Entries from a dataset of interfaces
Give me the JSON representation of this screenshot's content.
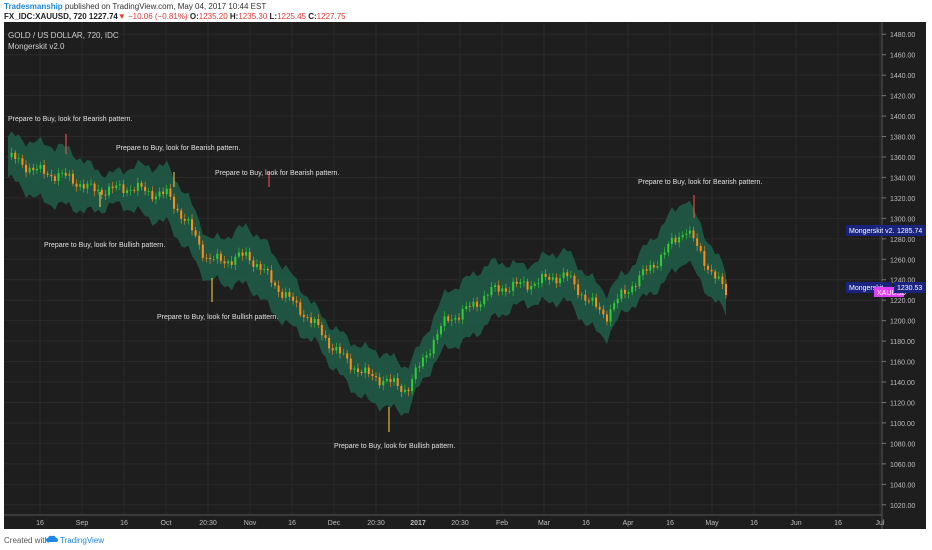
{
  "header": {
    "author": "Tradesmanship",
    "published": " published on TradingView.com, May 04, 2017 10:44 EST",
    "symbol": "FX_IDC:XAUUSD, 720",
    "last": "1227.74",
    "change": "−10.06 (−0.81%)",
    "open_label": "O:",
    "open": "1235.20",
    "high_label": "H:",
    "high": "1235.30",
    "low_label": "L:",
    "low": "1225.45",
    "close_label": "C:",
    "close": "1227.75"
  },
  "legend": {
    "title": "GOLD / US DOLLAR, 720, IDC",
    "indicator": "Mongerskit v2.0"
  },
  "price_axis": {
    "ticks": [
      "1480.00",
      "1460.00",
      "1440.00",
      "1420.00",
      "1400.00",
      "1380.00",
      "1360.00",
      "1340.00",
      "1320.00",
      "1300.00",
      "1280.00",
      "1260.00",
      "1240.00",
      "1220.00",
      "1200.00",
      "1180.00",
      "1160.00",
      "1140.00",
      "1120.00",
      "1100.00",
      "1080.00",
      "1060.00",
      "1040.00",
      "1020.00"
    ],
    "range": [
      1010,
      1490
    ]
  },
  "time_axis": {
    "ticks": [
      "16",
      "Sep",
      "16",
      "Oct",
      "20:30",
      "Nov",
      "16",
      "Dec",
      "20:30",
      "2017",
      "20:30",
      "Feb",
      "Mar",
      "16",
      "Apr",
      "16",
      "May",
      "16",
      "Jun",
      "16",
      "Jul"
    ]
  },
  "badges": {
    "plot_label": "Mongerskit v2.0:Plot",
    "plot_value": "1285.74",
    "plot2_label": "Mongerskit",
    "symbol_tag": "XAUUSD",
    "price_value": "1230.53"
  },
  "annotations": [
    {
      "text": "Prepare to Buy, look for Bearish pattern."
    },
    {
      "text": "Prepare to Buy, look for Bearish pattern."
    },
    {
      "text": "Prepare to Buy, look for Bearish pattern."
    },
    {
      "text": "Prepare to Buy, look for Bearish pattern."
    },
    {
      "text": "Prepare to Buy, look for Bullish pattern."
    },
    {
      "text": "Prepare to Buy, look for Bullish pattern."
    },
    {
      "text": "Prepare to Buy, look for Bullish pattern."
    }
  ],
  "colors": {
    "background": "#1e1e1e",
    "band": "#1f5e48",
    "bull": "#33cc33",
    "bear": "#ff8c1a",
    "plot_badge": "#1a237e",
    "symbol_badge": "#e040fb"
  },
  "chart_data": {
    "type": "line",
    "series_kind": "candlestick with bands",
    "x": [
      "Aug 1",
      "Aug 16",
      "Sep 1",
      "Sep 16",
      "Oct 1",
      "Oct 16",
      "Nov 1",
      "Nov 16",
      "Dec 1",
      "Dec 16",
      "Jan 1",
      "Jan 16",
      "Feb 1",
      "Feb 16",
      "Mar 1",
      "Mar 16",
      "Apr 1",
      "Apr 16",
      "May 4"
    ],
    "series": [
      {
        "values": [
          1358,
          1345,
          1330,
          1328,
          1325,
          1260,
          1262,
          1225,
          1180,
          1145,
          1135,
          1200,
          1225,
          1238,
          1242,
          1205,
          1250,
          1288,
          1228
        ]
      }
    ],
    "ylim": [
      1010,
      1490
    ],
    "grid": true
  },
  "footer": {
    "created": "Created with",
    "brand": "TradingView"
  }
}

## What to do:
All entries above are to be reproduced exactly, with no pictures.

## Exercise output:
Give me the JSON representation of this screenshot's content.
{
  "header": {
    "author": "Tradesmanship",
    "published": " published on TradingView.com, May 04, 2017 10:44 EST",
    "symbol": "FX_IDC:XAUUSD, 720",
    "last": "1227.74",
    "change": "−10.06 (−0.81%)",
    "open_label": "O:",
    "open": "1235.20",
    "high_label": "H:",
    "high": "1235.30",
    "low_label": "L:",
    "low": "1225.45",
    "close_label": "C:",
    "close": "1227.75"
  },
  "legend": {
    "title": "GOLD / US DOLLAR, 720, IDC",
    "indicator": "Mongerskit v2.0"
  },
  "price_axis": {
    "ticks": [
      "1480.00",
      "1460.00",
      "1440.00",
      "1420.00",
      "1400.00",
      "1380.00",
      "1360.00",
      "1340.00",
      "1320.00",
      "1300.00",
      "1280.00",
      "1260.00",
      "1240.00",
      "1220.00",
      "1200.00",
      "1180.00",
      "1160.00",
      "1140.00",
      "1120.00",
      "1100.00",
      "1080.00",
      "1060.00",
      "1040.00",
      "1020.00"
    ],
    "range": [
      1010,
      1490
    ]
  },
  "time_axis": {
    "ticks": [
      "16",
      "Sep",
      "16",
      "Oct",
      "20:30",
      "Nov",
      "16",
      "Dec",
      "20:30",
      "2017",
      "20:30",
      "Feb",
      "Mar",
      "16",
      "Apr",
      "16",
      "May",
      "16",
      "Jun",
      "16",
      "Jul"
    ]
  },
  "badges": {
    "plot_label": "Mongerskit v2.0:Plot",
    "plot_value": "1285.74",
    "plot2_label": "Mongerskit",
    "symbol_tag": "XAUUSD",
    "price_value": "1230.53"
  },
  "annotations": [
    {
      "text": "Prepare to Buy, look for Bearish pattern."
    },
    {
      "text": "Prepare to Buy, look for Bearish pattern."
    },
    {
      "text": "Prepare to Buy, look for Bearish pattern."
    },
    {
      "text": "Prepare to Buy, look for Bearish pattern."
    },
    {
      "text": "Prepare to Buy, look for Bullish pattern."
    },
    {
      "text": "Prepare to Buy, look for Bullish pattern."
    },
    {
      "text": "Prepare to Buy, look for Bullish pattern."
    }
  ],
  "colors": {
    "background": "#1e1e1e",
    "band": "#1f5e48",
    "bull": "#33cc33",
    "bear": "#ff8c1a",
    "plot_badge": "#1a237e",
    "symbol_badge": "#e040fb"
  },
  "chart_data": {
    "type": "line",
    "series_kind": "candlestick with bands",
    "x": [
      "Aug 1",
      "Aug 16",
      "Sep 1",
      "Sep 16",
      "Oct 1",
      "Oct 16",
      "Nov 1",
      "Nov 16",
      "Dec 1",
      "Dec 16",
      "Jan 1",
      "Jan 16",
      "Feb 1",
      "Feb 16",
      "Mar 1",
      "Mar 16",
      "Apr 1",
      "Apr 16",
      "May 4"
    ],
    "series": [
      {
        "values": [
          1358,
          1345,
          1330,
          1328,
          1325,
          1260,
          1262,
          1225,
          1180,
          1145,
          1135,
          1200,
          1225,
          1238,
          1242,
          1205,
          1250,
          1288,
          1228
        ]
      }
    ],
    "ylim": [
      1010,
      1490
    ],
    "grid": true
  },
  "footer": {
    "created": "Created with",
    "brand": "TradingView"
  }
}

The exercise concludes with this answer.